Through this stage as progress is being made some meat has been put on the bone, perhaps some market research completed , even the framework for a product or service defined or sketched out.
Depending on the promoter’s approach, skill and experience there are supports available through state-sponsored programs, there are a range of programs which usually provide incubation centre facilities, training, coaching and mentoring, professional services support. There is a broad range of these programs and different types of cash and professional support; sometimes through subsidies sometimes the entity providing the support requires some small equity in the promoters venture in return for their support, which also demonstrates their willingness to share risk. Some examples are:-
· Business innovation centres such as Dublin Business Innovation Centre (DBIC)
· University Enterprise centres such as
o Nova in UCD
o Invent in DCU
· DCU Ryan academy programs – propeller/techstart
· County enterprise board centres
Seed Funding (Up to circa €500k)

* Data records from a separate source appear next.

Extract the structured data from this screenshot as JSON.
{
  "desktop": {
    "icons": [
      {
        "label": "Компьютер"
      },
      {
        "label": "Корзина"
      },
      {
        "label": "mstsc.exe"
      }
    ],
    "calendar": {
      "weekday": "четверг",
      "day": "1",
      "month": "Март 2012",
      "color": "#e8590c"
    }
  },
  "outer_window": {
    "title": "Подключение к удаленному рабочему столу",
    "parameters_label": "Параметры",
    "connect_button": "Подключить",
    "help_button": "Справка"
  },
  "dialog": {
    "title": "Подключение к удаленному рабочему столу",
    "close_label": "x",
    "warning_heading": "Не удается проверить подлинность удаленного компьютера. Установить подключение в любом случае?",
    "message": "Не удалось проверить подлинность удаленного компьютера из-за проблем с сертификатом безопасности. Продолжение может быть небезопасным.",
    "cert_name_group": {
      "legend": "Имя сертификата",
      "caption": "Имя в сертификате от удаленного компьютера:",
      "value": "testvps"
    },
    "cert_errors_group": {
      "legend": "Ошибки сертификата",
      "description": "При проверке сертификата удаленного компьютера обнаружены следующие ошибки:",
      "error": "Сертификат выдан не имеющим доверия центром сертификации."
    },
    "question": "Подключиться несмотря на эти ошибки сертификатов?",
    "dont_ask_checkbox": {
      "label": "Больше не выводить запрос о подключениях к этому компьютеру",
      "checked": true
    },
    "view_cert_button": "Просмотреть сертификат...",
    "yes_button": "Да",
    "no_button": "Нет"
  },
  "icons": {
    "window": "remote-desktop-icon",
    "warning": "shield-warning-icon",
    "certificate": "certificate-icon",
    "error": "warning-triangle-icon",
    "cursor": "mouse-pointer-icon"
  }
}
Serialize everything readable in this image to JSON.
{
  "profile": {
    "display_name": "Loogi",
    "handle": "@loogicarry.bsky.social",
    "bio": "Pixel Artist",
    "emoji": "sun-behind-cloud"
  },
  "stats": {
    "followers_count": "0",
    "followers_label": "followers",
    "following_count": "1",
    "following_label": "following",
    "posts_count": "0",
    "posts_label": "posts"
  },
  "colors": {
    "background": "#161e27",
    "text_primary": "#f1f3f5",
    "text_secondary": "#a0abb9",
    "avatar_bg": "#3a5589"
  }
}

Though still in the early stages, the promoter would normally have a clearer proposition for the market, perhaps a working proof of concept tested with prospective target friendly customers. The promoter at this stage usually is seeking funding to resource completion of product or service development; at least the initial market release and initial sales to the beach head target market. This is still a reasonably high risk phase, where neither the product, service, market or promoter are proven, so the sources of funding as specific.
Government supports through mainly EI and IDA include
· High Potential Start Up program and related financial supports such as matching funding, in the form of a convertible loan note.
· Government supported R & D vouchers and grants.
· Government funded seed funds administered by banks and professional investment firms e.g. Dublin Seed Capital Fund
Business Angels, high net worth individuals who are seeking investments in early stage companies, or syndicates of angel investors who share the risk and bring greater expertise to support their investments. There are several Angel types:-
· Full added value investors who want to become actively involved on a day-to-day basis providing their skills and experience to achieve the goals of the business coupled with a financial investment.
· Partial added value investors, similar to above but more advice and support, also perhaps taking on specific tasks or projects, but not engaging full time.
· Board engagement investors who will aid in the strategy and governance of the company but keep an arm’s length from the day-to-day operations.
· Arm’s length investors, who want to invest money but do not want any active engagement apart from getting regular updates on progress.
IBAN & HALO entities exist across the country and provide structured processes for introducing promoters to business angels and angel syndicates.
Some of the venture capital firms will invest at this stage and specialise in early stage companies, often they may have an administration role for government supplied seed capital. Crescent Capital in NI is an example and in ROI Kernel and Enterprise Equity are examples. As is the Dublin Seed Capital Fund.
Scaling Early Stage and Growth Funding (Funding greater than circa 500k)
This is the stage normally where the promoter has paying clients, revenue streams and has proven the model and now needs to scale the business perhaps refining the product or service or follow-on product development, but more importantly ramping sales, customer acquisition and market share.
The largest source of funding at present in Ireland is via the VCs who have the access to funds whether private or public, the skills and processes, to support the entity scaling.
Often at this stage a source of funding may also be a strategic partner, supplier or customer, a stakeholder who has seen the value proposition and has a strategic interest in its success.